■ Problem statement
Copy out all lines in the data below containing the string "icon".
- - -
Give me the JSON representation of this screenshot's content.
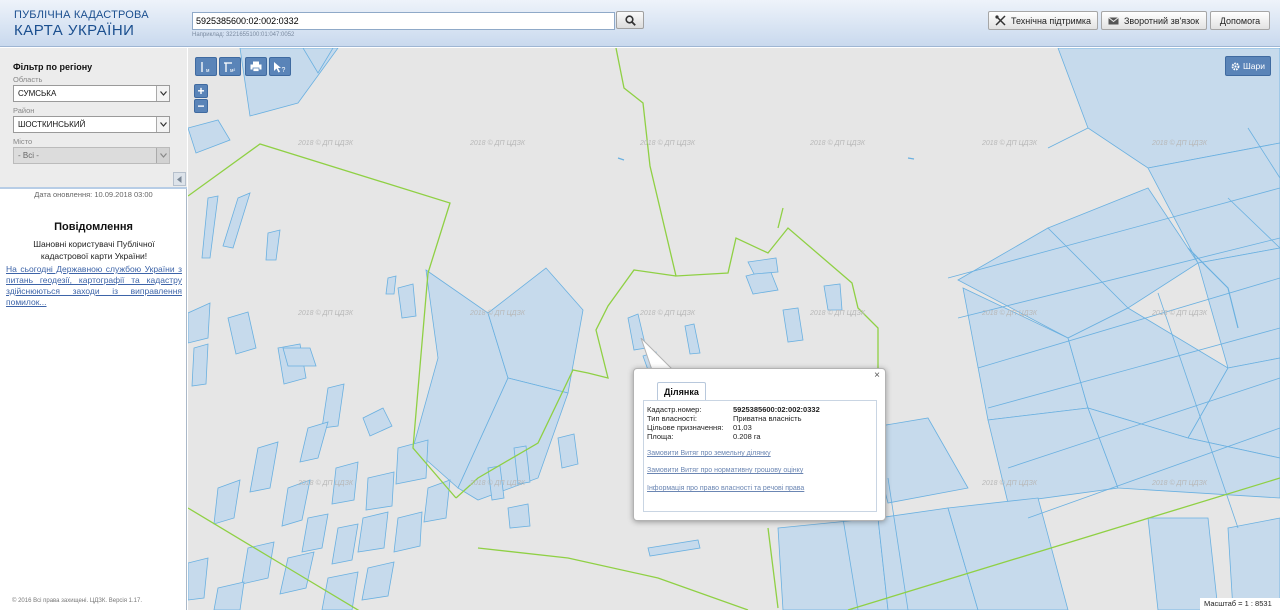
{
  "header": {
    "logo_line1": "ПУБЛІЧНА КАДАСТРОВА",
    "logo_line2": "КАРТА УКРАЇНИ",
    "search_value": "5925385600:02:002:0332",
    "search_hint": "Наприклад: 3221655100:01:047:0052",
    "buttons": [
      {
        "label": "Технічна підтримка",
        "icon": "tools-icon"
      },
      {
        "label": "Зворотний зв'язок",
        "icon": "envelope-icon"
      },
      {
        "label": "Допомога",
        "icon": ""
      }
    ]
  },
  "filter": {
    "title": "Фільтр по регіону",
    "region_label": "Область",
    "region_value": "СУМСЬКА",
    "district_label": "Район",
    "district_value": "ШОСТКИНСЬКИЙ",
    "city_label": "Місто",
    "city_value": "- Всі -"
  },
  "sidebar": {
    "updated": "Дата оновлення: 10.09.2018 03:00",
    "notice_title": "Повідомлення",
    "notice_text": "Шановні користувачі Публічної кадастрової карти України!",
    "notice_link": "На сьогодні Державною службою України з питань геодезії, картографії та кадастру здійснюються заходи із виправлення помилок...",
    "copyright": "© 2016 Всі права захищені. ЦДЗК. Версія 1.17."
  },
  "map": {
    "layers_label": "Шари",
    "zoom_in": "+",
    "zoom_out": "−",
    "watermark": "2018 © ДП ЦДЗК",
    "scale_label": "Масштаб = 1 : 8531",
    "tools": [
      "measure-distance-icon",
      "measure-area-icon",
      "print-icon",
      "identify-icon"
    ]
  },
  "popup": {
    "tab_label": "Ділянка",
    "close": "×",
    "rows": [
      {
        "key": "Кадастр.номер:",
        "value": "5925385600:02:002:0332"
      },
      {
        "key": "Тип власності:",
        "value": "Приватна власність"
      },
      {
        "key": "Цільове призначення:",
        "value": "01.03"
      },
      {
        "key": "Площа:",
        "value": "0.208 га"
      }
    ],
    "links": [
      "Замовити Витяг про земельну ділянку",
      "Замовити Витяг про нормативну грошову оцінку",
      "Інформація про право власності та речові права"
    ]
  },
  "colors": {
    "header_text": "#1b4f8f",
    "parcel_fill": "#c6daec",
    "parcel_stroke": "#6ab0e0",
    "boundary": "#8fd044",
    "tool_button": "#5a84b8"
  }
}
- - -
■ Exercise result
        "icon": "tools-icon"
        "icon": "envelope-icon"
        "icon": ""
      "measure-distance-icon",
      "measure-area-icon",
      "print-icon",
      "identify-icon"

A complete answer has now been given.